Watch what you say about grey squirrels. They’ll come after you. Ask Councillor Howard Brookins, the US politician. He spoke out against them, but then a ‘suicide bomber’ squirrel launched itself in front of his bicycle, fracturing his skull and breaking his nose. They’re listening.
Grey squirrels have been getting a bad rap. On Friday, news broke of plans for an intensified cull using the advanced scientific technology of putting them in a bag and bludgeoning them. The Daily Mail called them “tree rats”, and once urged us to “take up arms”, and go “shooting the lot of ‘em.”
Those non-native grey squirrels, coming over here, stealing the jobs from our hardworking red squirrels.
The links between non-native species and xenophobia run deeper than you might expect. Britain First tried to use the invasive swarm of grey squirrels to highlight ‘nuts’ immigration. Some argue the Nazis eliminated non-indigenous plants in tandem with non-Ayran people. At times, the language of ‘alien’ and ‘invasive’ species – along with their threats of “hybridisation” and “genetic regression” – gets a bit unsettling.

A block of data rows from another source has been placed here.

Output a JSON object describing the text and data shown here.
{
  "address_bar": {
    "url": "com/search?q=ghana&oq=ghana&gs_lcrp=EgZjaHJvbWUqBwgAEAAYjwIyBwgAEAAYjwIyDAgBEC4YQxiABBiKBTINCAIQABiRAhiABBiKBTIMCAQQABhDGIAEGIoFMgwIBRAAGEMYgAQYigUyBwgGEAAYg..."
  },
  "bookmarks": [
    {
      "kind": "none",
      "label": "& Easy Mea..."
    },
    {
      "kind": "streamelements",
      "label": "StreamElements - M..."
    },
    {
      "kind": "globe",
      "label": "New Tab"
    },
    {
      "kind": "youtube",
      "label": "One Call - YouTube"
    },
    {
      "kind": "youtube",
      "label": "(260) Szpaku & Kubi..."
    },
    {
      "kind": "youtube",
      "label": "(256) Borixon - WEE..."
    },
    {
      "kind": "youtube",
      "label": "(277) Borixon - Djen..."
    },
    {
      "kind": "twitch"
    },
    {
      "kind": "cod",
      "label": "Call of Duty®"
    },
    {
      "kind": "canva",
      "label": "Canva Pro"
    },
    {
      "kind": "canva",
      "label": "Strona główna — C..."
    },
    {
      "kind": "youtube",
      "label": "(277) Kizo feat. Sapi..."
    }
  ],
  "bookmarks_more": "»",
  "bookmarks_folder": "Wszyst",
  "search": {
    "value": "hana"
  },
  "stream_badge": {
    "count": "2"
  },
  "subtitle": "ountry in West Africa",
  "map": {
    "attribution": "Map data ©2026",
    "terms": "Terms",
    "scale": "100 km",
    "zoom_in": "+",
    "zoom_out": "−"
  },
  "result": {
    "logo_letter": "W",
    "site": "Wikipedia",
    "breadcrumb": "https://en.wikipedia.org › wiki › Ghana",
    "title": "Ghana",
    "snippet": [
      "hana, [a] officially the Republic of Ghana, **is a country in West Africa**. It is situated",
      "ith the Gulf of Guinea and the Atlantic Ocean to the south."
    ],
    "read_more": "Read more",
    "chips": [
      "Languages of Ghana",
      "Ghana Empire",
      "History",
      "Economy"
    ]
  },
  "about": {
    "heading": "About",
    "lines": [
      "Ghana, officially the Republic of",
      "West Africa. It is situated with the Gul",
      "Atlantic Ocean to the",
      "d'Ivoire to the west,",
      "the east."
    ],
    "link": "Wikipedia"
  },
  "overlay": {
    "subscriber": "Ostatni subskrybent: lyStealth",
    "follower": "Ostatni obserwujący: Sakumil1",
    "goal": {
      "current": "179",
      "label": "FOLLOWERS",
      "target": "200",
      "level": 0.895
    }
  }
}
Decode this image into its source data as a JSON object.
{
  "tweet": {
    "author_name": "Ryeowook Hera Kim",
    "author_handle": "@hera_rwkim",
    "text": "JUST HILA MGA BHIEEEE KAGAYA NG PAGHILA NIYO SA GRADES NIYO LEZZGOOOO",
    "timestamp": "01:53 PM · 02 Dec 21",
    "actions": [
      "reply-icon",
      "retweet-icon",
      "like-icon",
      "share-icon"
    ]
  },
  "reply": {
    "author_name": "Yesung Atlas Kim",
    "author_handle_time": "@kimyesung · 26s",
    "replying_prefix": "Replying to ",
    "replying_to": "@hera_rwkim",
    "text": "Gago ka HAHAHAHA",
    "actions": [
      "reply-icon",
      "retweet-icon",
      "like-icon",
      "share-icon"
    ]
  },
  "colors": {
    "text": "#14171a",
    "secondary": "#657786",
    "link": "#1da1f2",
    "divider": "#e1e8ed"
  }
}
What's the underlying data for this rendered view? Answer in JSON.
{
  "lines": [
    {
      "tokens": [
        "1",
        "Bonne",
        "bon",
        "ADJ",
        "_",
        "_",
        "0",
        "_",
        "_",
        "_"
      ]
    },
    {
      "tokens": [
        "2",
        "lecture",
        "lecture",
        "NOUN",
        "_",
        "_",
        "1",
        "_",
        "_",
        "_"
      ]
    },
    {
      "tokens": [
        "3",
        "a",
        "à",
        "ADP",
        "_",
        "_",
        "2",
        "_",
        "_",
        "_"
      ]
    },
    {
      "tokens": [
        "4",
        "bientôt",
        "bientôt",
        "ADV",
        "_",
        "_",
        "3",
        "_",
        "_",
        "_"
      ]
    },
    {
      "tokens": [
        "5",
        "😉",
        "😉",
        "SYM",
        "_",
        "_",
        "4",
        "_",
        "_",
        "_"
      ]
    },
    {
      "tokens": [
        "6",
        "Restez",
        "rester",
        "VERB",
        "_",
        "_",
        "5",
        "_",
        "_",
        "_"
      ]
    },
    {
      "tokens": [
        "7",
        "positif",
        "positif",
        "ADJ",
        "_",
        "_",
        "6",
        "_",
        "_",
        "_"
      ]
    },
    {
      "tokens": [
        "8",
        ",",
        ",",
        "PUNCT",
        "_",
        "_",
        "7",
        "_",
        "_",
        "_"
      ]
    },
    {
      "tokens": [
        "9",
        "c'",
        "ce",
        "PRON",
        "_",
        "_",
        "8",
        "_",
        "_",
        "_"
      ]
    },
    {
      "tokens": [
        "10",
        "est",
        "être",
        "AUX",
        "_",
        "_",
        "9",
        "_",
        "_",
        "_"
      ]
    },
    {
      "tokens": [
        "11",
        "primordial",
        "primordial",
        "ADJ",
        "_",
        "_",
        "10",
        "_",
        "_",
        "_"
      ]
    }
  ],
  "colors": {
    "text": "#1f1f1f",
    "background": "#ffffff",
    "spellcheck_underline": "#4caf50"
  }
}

As a biodiversity conservationist, I can’t hide the damaging ecological effects of grey squirrels. Since they were transported here from America, almost 150 years ago, red squirrel populations have been obliterated. The grey squirrels spread disease to the reds, damage trees by gnawing on their bark, and out-compete other species, causing between £6-10 million of damage to British woodland every year.
But culling squirrels is not the answer. There has yet to be any scientific evidence to show otherwise. The financial cost is utterly absurd, totalling millions each year, with eradication being an impossible Sisyphean mission, like a drunk squirrel trying to push a nut up a mountain.
Personally, the grey squirrel will always be one of the most beautiful and graceful mammals in the UK. I believe the worst outcome from all this squirrel vitriol is for them to be demoted, like the fox and pigeon, to what we call “vermin”; that odd human conception, in London at least, for anything impressive enough to survive lots of concrete.
A positive connection to nature is so important, not in the ‘gap yaaar’ way of flying around the world, but as in the nature all around us at home; both urban and country. Biophilia – love of nature – has been shown to correlate with pro-environmental behaviour and choices. Many recent studies show that feelings of ‘connectedness to nature’ are vital for the motivation for tackling environmental challenges. Evidence suggests we should be promoting positive affiliations and wonder towards the little wildlife that’s left in our cities.
Not to mention that globally, red squirrel populations are not at all threatened.
Nonetheless, the red squirrels of Britain can be protected, not with less wildlife, but more. Pine martens only hunt greys, and their reintroduction is proven to bring the reds back in large numbers. In Ireland, for example, red squirrels are making a dramatic comeback in areas with high abundance of pine martens. Rather than pour money away into culling, let nature do the work.
Before jumping on the squirrel-bashing bandwagon, let’s remember grey squirrels didn’t swim across the Atlantic to exploit our NHS. We put them here. Although efforts may be justified to protect the reds in some areas, let’s not take out our historic mistakes on one of the few natural beauties left in urban Britain.